The same applies to a micro calendar decision, which will depend on a big picture of a waiting-for-schedule pile. Deciding to buy or not to buy a new PC… it’s easy to decide after looking at the financial budget and a list of other concurrent acquisitions. Grouping is a really powerful way to enhance strategy definition, enabling effortless decision making.
That being said, GTD’s funnel processing one-by-one method is just not good enough — sorry GTD'ers about questioning such sacred territory. We need distinct grouping, multiple pools, multiple inboxes. And they don’t have to empty at the same speed and cadence.
For example: at my company, I have the managing responsibility of dealing with what I call “System Stuff” — taxes, invoices, approvals. Though they come into my inbox randomly during the week, I only do those on Mondays (emergencies excepted). I don’t even care about the 2 min. rule in that case. I merely route them into “System Stuff Inbox”, physical or digital. No decision needed. Then Monday arrives, I engage Monday-system-stuff mode, I make a good review of what’s going on, KPI’s and budget, and I correct/update global strategy for this type of stuff. Then, it becomes really fast and easy to decide upon 30 or 40 items in a row from that special inbox.

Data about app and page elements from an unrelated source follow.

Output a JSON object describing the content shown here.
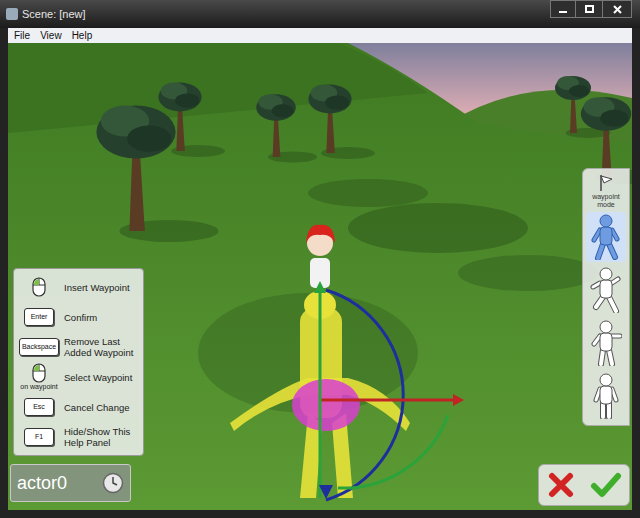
{
  "window": {
    "title": "Scene: [new]"
  },
  "menu": [
    "File",
    "View",
    "Help"
  ],
  "help_panel": {
    "items": [
      {
        "kind": "mouse",
        "label": "Insert Waypoint"
      },
      {
        "kind": "key",
        "key": "Enter",
        "label": "Confirm"
      },
      {
        "kind": "key",
        "key": "Backspace",
        "label": "Remove Last Added Waypoint"
      },
      {
        "kind": "mouse",
        "note": "on waypoint",
        "label": "Select Waypoint"
      },
      {
        "kind": "key",
        "key": "Esc",
        "label": "Cancel Change"
      },
      {
        "kind": "key",
        "key": "F1",
        "label": "Hide/Show This Help Panel"
      }
    ]
  },
  "actor": {
    "name": "actor0"
  },
  "toolbar": {
    "mode_label": "waypoint mode",
    "tools": [
      {
        "selected": true
      },
      {
        "selected": false
      },
      {
        "selected": false
      },
      {
        "selected": false
      }
    ]
  }
}
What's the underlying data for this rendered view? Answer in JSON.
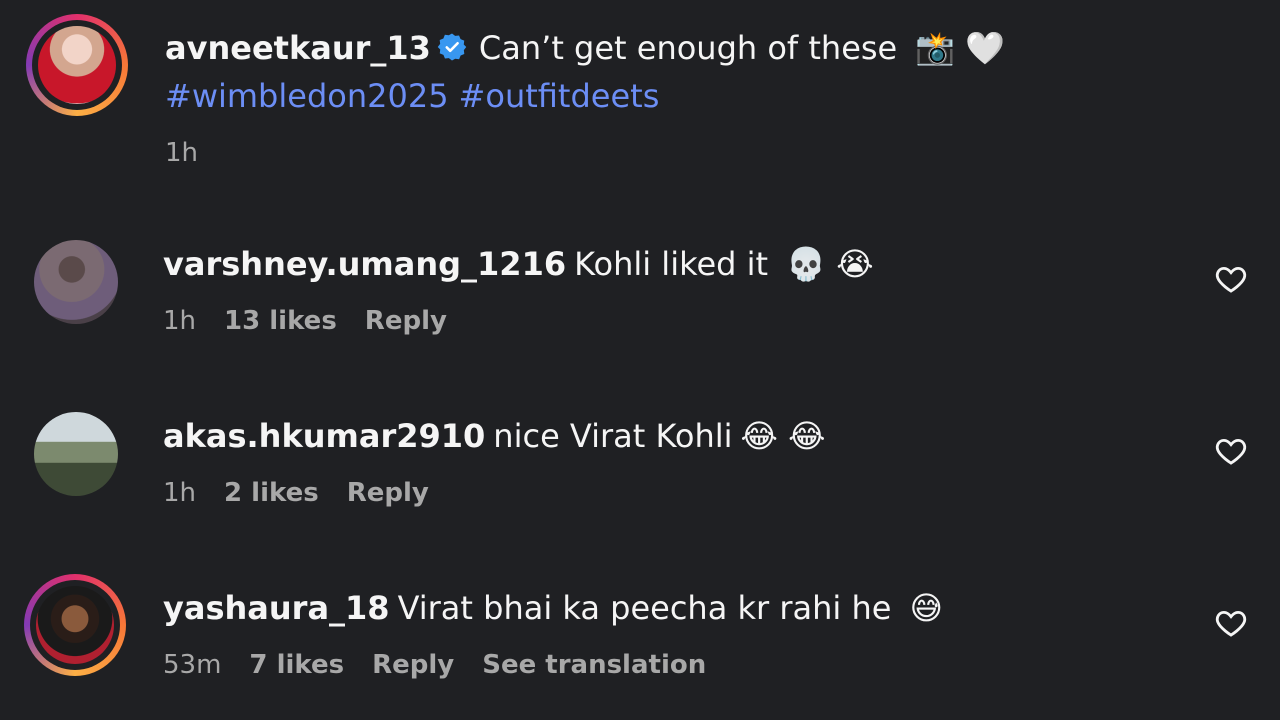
{
  "caption": {
    "username": "avneetkaur_13",
    "text": "Can’t get enough of these",
    "emojis": "📸 🤍",
    "hashtags": [
      "#wimbledon2025",
      "#outfitdeets"
    ],
    "time": "1h"
  },
  "comments": [
    {
      "username": "varshney.umang_1216",
      "text": "Kohli liked it",
      "emojis": "💀 😭",
      "time": "1h",
      "likes": "13 likes",
      "reply": "Reply"
    },
    {
      "username": "akas.hkumar2910",
      "text": "nice Virat Kohli",
      "emojis": "😂 😂",
      "time": "1h",
      "likes": "2 likes",
      "reply": "Reply"
    },
    {
      "username": "yashaura_18",
      "text": "Virat bhai ka peecha kr rahi he",
      "emojis": "😅",
      "time": "53m",
      "likes": "7 likes",
      "reply": "Reply",
      "translate": "See translation"
    }
  ],
  "icons": {
    "verified": "verified-badge-icon",
    "like": "heart-outline-icon"
  },
  "colors": {
    "background": "#1f2023",
    "hashtag": "#6c8ef5",
    "muted": "#a8a8a8",
    "verified": "#3897f0"
  }
}
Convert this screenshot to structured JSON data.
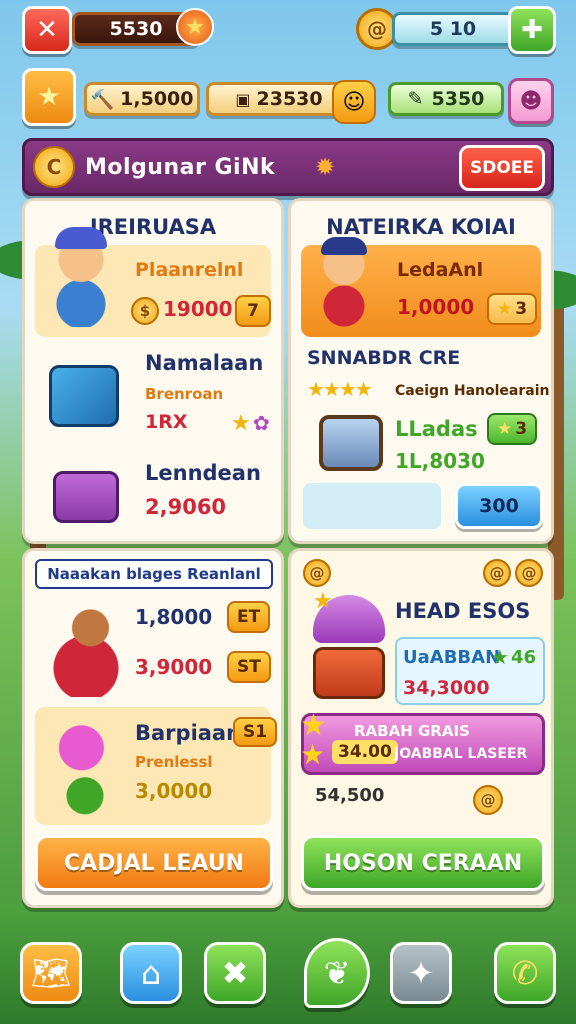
{
  "top_bar": {
    "close_icon": "close-icon",
    "currency_1": "5530",
    "currency_2": "5 10"
  },
  "resources": {
    "star_icon": "star-icon",
    "res_1": "1,5000",
    "res_2": "23530",
    "res_3": "5350"
  },
  "banner": {
    "title": "Molgunar GiNk",
    "shop_label": "SDOEE"
  },
  "panel_a": {
    "title": "IREIRUASA",
    "item1": {
      "name": "Plaanrelnl",
      "price": "190001",
      "badge": "7"
    },
    "item2": {
      "name": "Namalaan",
      "sub": "Brenroan",
      "value": "1RX"
    },
    "item3": {
      "name": "Lenndean",
      "value": "2,9060"
    }
  },
  "panel_b": {
    "title": "NATEIRKA KOIAI",
    "item1": {
      "name": "LedaAnl",
      "value": "1,0000",
      "badge": "3"
    },
    "section": "SNNABDR CRE",
    "stars_label": "Caeign Hanolearain",
    "item2": {
      "name": "LLadas",
      "value": "1L,8030",
      "badge": "3"
    },
    "button": "300"
  },
  "panel_c": {
    "title": "Naaakan blages Reanlanl",
    "item1": {
      "value": "1,8000",
      "badge": "ET"
    },
    "item2": {
      "value": "3,9000",
      "badge": "ST"
    },
    "item3": {
      "name": "Barpiaan",
      "badge": "S1",
      "sub": "Prenlessl",
      "value": "3,0000"
    },
    "button": "CADJAL LEAUN"
  },
  "panel_d": {
    "title": "HEAD ESOS",
    "item1": {
      "name": "UaABBAN",
      "badge": "46",
      "value": "34,3000"
    },
    "promo_line1": "RABAH GRAIS",
    "promo_price": "34.00",
    "promo_line2": "JOABBAL LASEER",
    "value": "54,500",
    "button": "HOSON CERAAN"
  },
  "nav": [
    "map-icon",
    "home-icon",
    "tools-icon",
    "leaf-icon",
    "character-icon",
    "phone-icon"
  ],
  "colors": {
    "accent": "#8a3a86",
    "panel": "#fffaf0",
    "price_red": "#d0263a"
  }
}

The same for clothes to buy, money, calendar requests, movies to watch, and all the other pools you might want to create, and then reroute micro-decisions to a more strategic framing, avoiding unwelcome focus shifting and poor short-sighted micro-decisions.
The risk of leaving stuff behind
Please notice that there’s a risk with multiple pools. You must be much better at programming the corresponding multiple review processes. That being said, I believe if you tighten it up to the natural flow of your life, it will flow much more smoothly, becoming more real-need-oriented, not clean-system-oriented.
Apart from creating different inboxes, I also have a safeguard “NOW-basket” that I keep very close and can’t wait for pacing. The rest goes to several different queues that can then be subdivided even further, pushing stuff to the right sub-queues.
If you’re thinking that’s avoiding decisions, you are absolutely right. You should make decisions within a context of direction, and you can’t be setting and updating directions all the time for all the multiple aspects of your life… especially if your world rocks!
Optimize the mental effort of decision making by avoiding single item decisions. Queue items for each area, respecting their corresponding pace needs in order to obtain a good global view of what’s pending. Review/update global strategy for the group area before fast-processing group items. Be careful. This is a rather advanced model requiring well structured pacing program with the right alerts to take you to the right queues at the right time/context. Otherwise, you will lose track, and leave stuff behind!
I’ll be back with more on GTD 2.0. Until then, I welcome any thoughts or comments on this article at Productive! Magazine’s Facebook fan page!
Photo: Flickr/Gregory Jordan CC BY-NC-ND 2.0